TASK GOAL: If a line in the data below contains the word "this", copy it out.

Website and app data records
= = = =
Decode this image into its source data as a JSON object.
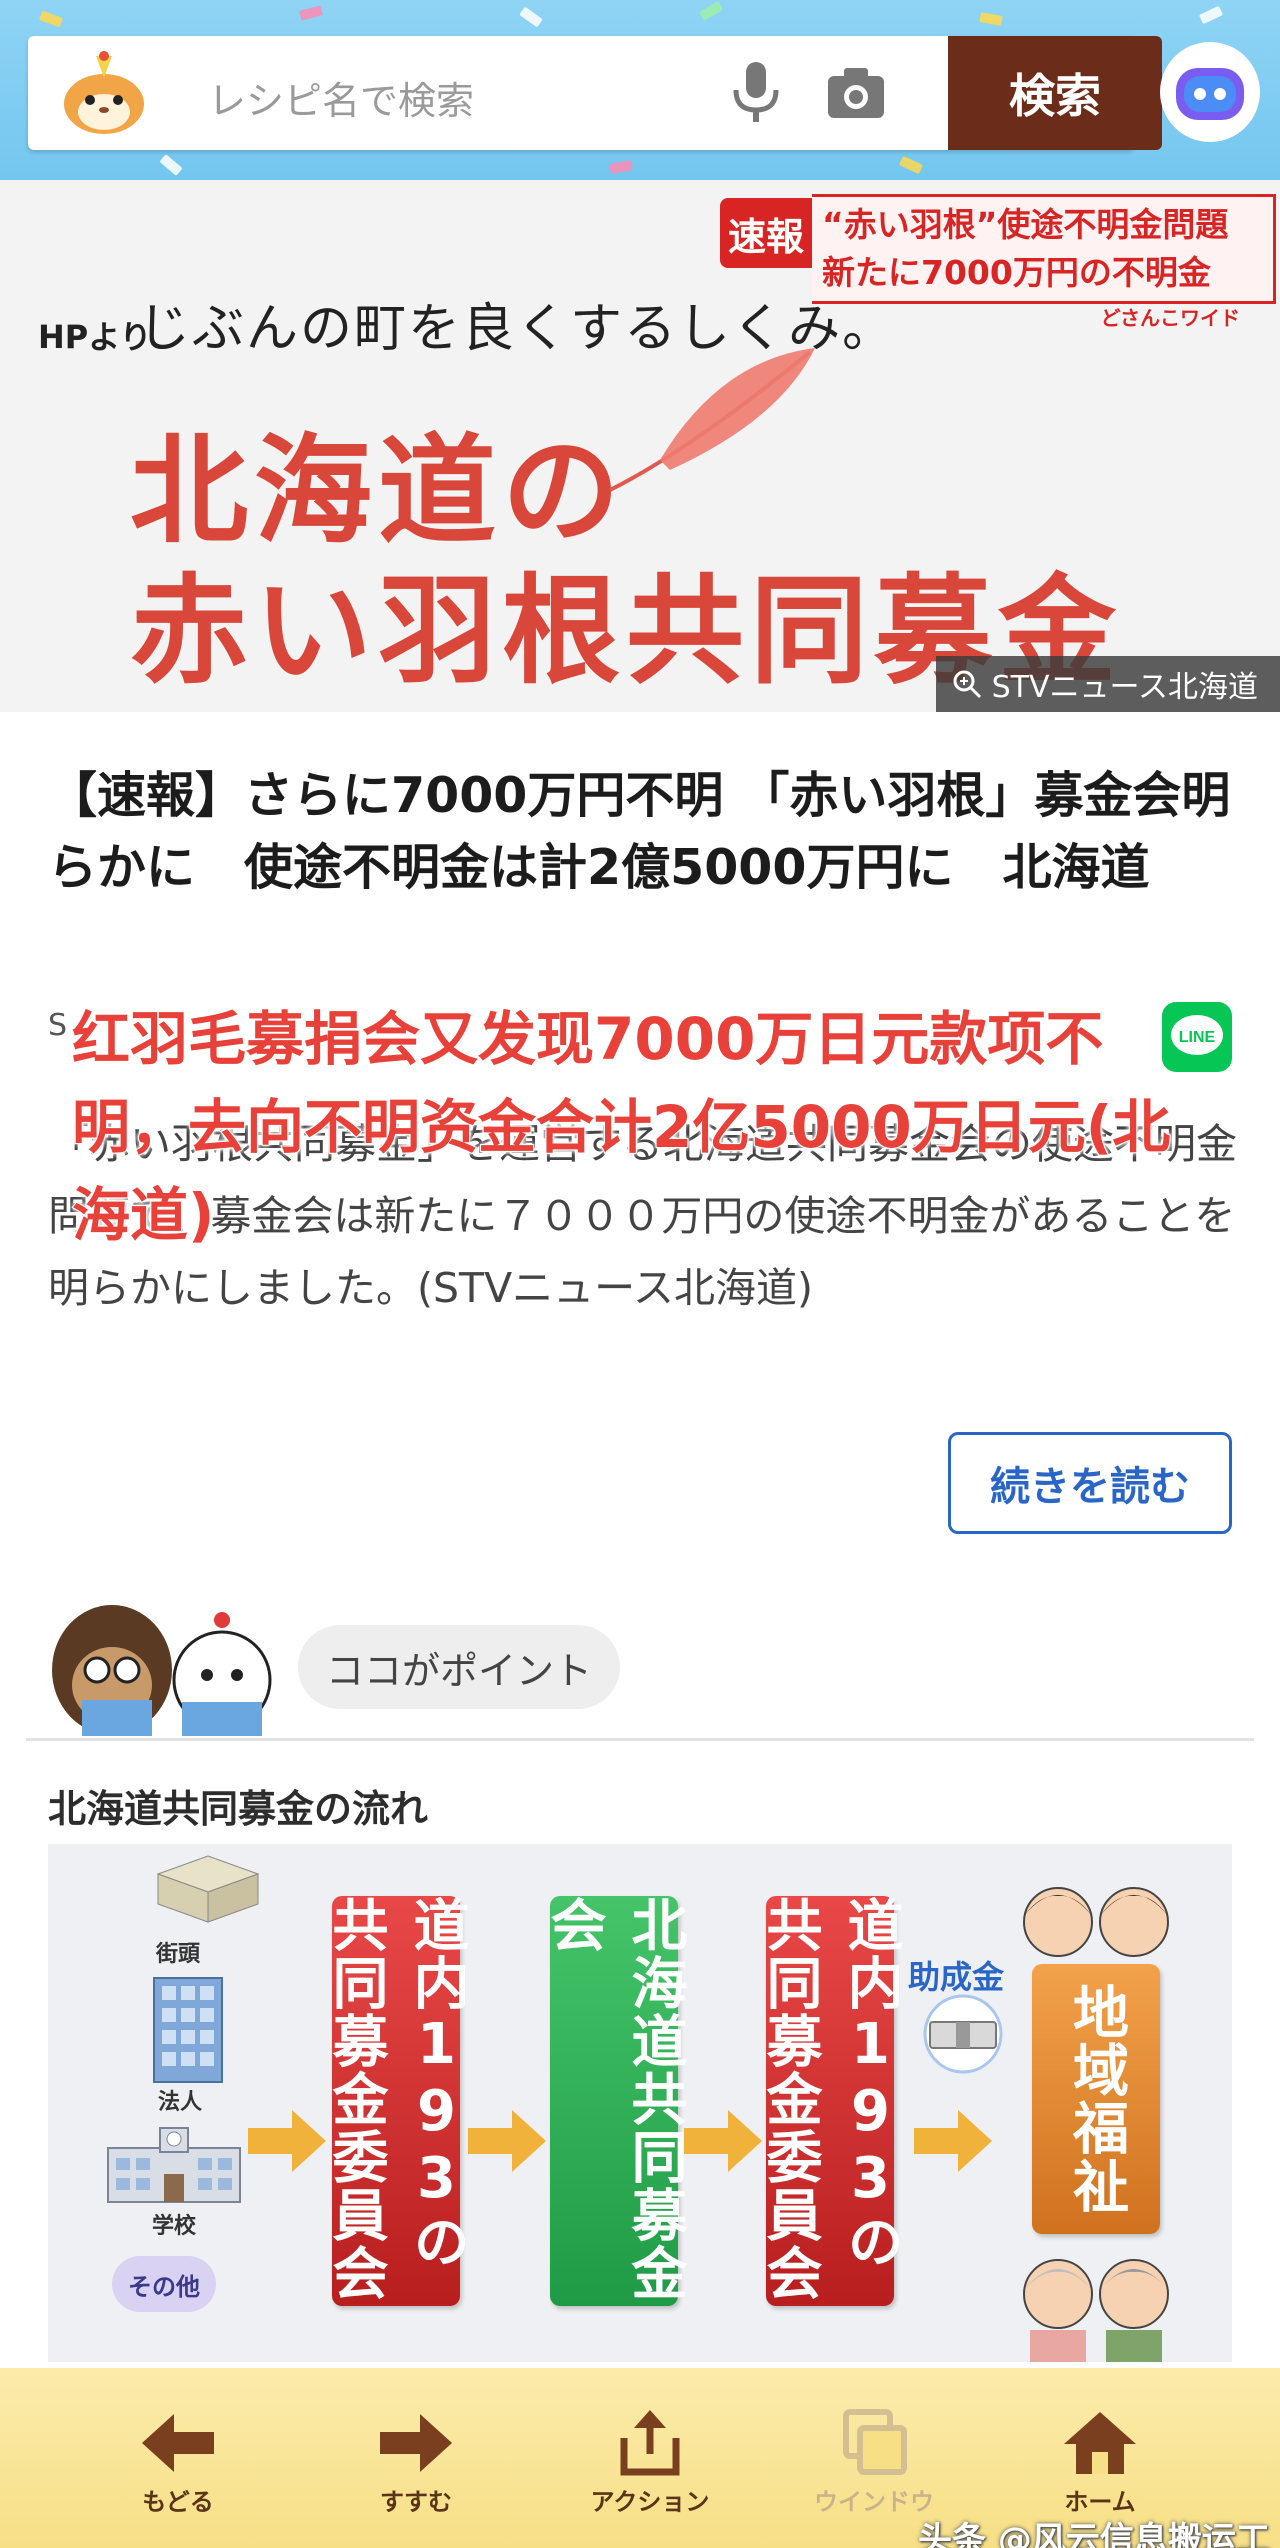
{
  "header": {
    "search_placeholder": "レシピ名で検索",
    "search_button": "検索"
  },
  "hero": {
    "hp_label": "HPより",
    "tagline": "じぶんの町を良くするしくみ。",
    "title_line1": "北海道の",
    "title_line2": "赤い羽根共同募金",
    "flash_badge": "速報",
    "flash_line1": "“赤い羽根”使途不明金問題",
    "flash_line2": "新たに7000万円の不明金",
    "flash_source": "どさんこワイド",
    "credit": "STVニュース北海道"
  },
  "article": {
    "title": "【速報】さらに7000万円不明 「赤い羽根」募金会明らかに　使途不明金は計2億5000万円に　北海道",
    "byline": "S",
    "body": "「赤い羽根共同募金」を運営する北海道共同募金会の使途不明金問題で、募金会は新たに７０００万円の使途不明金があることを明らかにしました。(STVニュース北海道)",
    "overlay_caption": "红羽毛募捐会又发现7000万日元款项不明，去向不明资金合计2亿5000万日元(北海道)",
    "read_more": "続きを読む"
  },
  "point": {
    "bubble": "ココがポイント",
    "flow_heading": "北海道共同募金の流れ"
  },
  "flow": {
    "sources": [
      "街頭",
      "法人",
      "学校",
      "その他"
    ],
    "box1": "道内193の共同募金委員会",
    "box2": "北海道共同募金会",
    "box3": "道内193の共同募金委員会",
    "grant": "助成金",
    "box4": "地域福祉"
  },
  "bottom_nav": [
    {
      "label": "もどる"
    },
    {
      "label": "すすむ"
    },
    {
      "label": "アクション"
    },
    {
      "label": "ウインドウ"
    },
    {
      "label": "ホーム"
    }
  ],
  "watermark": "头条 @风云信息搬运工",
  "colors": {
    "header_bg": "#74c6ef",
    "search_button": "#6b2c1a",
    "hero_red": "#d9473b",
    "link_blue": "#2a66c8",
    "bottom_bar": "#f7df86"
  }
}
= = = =
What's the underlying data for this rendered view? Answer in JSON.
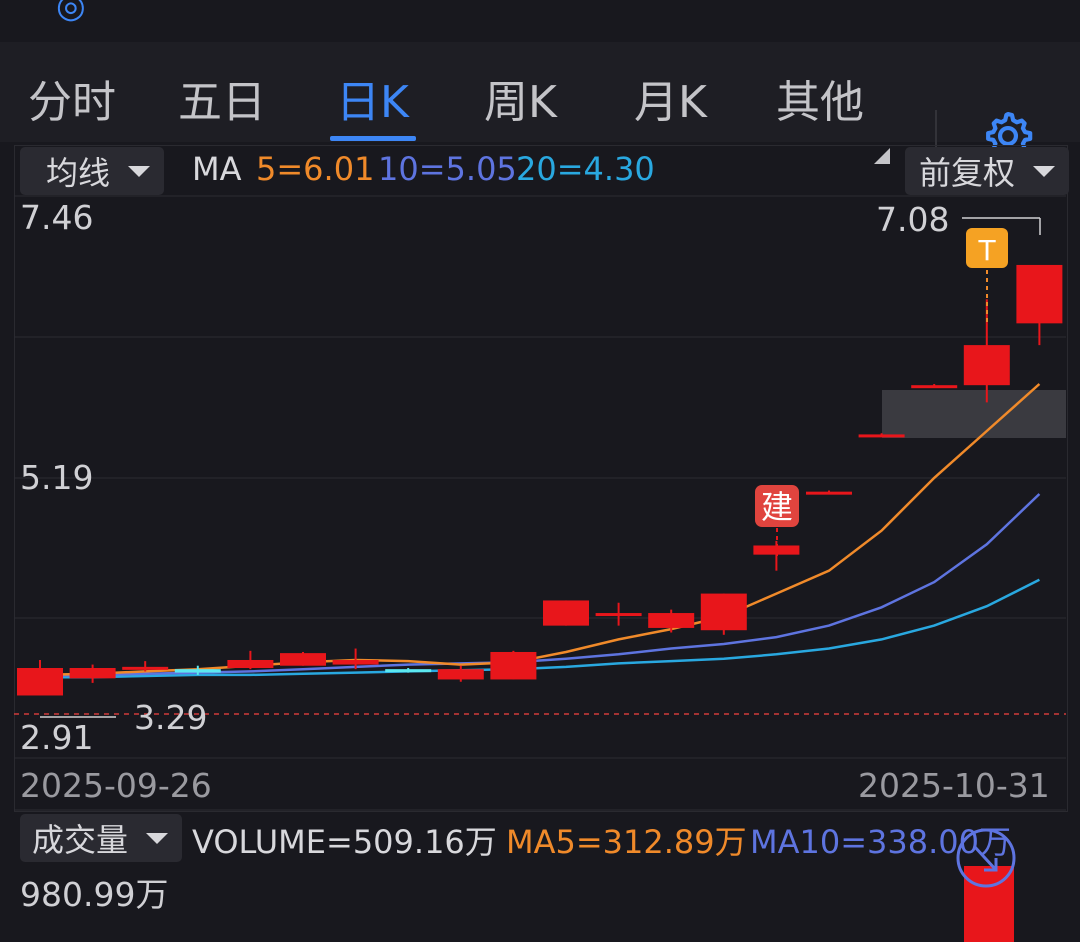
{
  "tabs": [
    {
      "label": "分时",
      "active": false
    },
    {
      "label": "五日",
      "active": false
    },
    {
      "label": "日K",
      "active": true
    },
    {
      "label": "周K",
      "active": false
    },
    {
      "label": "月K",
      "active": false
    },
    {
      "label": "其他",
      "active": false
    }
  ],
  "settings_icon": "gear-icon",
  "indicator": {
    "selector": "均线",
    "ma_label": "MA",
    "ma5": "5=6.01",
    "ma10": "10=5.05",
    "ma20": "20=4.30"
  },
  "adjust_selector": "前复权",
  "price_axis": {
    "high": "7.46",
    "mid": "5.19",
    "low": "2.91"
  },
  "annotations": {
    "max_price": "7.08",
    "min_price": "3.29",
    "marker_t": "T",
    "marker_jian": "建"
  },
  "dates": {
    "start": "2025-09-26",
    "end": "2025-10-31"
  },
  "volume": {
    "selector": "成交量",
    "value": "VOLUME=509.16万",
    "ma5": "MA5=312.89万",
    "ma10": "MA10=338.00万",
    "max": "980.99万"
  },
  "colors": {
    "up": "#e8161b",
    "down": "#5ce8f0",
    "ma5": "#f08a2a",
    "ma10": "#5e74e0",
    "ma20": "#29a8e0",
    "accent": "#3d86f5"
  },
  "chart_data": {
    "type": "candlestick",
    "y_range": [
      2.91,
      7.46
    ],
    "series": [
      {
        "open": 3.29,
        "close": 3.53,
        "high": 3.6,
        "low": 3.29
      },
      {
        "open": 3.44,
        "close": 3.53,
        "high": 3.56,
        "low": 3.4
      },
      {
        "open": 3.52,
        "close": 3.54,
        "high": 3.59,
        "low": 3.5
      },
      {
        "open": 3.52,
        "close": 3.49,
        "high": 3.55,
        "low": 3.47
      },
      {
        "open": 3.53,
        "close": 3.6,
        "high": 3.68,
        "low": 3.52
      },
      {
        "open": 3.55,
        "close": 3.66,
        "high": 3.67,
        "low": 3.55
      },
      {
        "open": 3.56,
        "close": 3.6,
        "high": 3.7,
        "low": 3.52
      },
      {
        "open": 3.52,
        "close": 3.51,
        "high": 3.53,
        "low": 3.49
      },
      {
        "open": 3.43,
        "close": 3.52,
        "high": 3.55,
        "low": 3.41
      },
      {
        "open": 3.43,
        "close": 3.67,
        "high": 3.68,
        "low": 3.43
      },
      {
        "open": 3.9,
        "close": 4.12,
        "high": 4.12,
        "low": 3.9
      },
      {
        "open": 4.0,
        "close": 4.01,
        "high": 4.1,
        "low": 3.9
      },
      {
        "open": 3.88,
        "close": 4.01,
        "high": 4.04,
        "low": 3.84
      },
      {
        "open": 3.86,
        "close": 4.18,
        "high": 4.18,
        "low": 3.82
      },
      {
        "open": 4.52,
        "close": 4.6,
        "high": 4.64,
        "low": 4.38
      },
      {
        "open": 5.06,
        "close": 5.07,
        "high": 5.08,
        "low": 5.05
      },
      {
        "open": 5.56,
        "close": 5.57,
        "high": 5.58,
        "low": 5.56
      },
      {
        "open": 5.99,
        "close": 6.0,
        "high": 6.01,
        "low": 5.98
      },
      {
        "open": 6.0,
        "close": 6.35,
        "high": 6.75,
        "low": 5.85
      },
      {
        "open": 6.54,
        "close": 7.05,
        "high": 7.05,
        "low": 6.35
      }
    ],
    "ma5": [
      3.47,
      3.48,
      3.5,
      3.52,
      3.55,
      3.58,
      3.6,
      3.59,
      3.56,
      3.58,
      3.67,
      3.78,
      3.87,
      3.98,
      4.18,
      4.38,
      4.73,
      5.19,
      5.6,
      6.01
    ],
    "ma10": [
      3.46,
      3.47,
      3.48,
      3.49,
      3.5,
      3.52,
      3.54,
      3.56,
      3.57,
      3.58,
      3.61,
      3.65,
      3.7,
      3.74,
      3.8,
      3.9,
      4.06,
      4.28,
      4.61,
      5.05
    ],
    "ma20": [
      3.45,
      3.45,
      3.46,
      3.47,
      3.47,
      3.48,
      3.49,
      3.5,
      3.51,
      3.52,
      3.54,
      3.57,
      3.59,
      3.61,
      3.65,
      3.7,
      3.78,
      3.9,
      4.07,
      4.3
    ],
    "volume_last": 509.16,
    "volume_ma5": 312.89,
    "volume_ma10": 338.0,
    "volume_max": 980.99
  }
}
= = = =
EXERCISE ANSWER:
Decode this image into its source data as a JSON object.
What's the underlying data for this rendered view? Answer in JSON.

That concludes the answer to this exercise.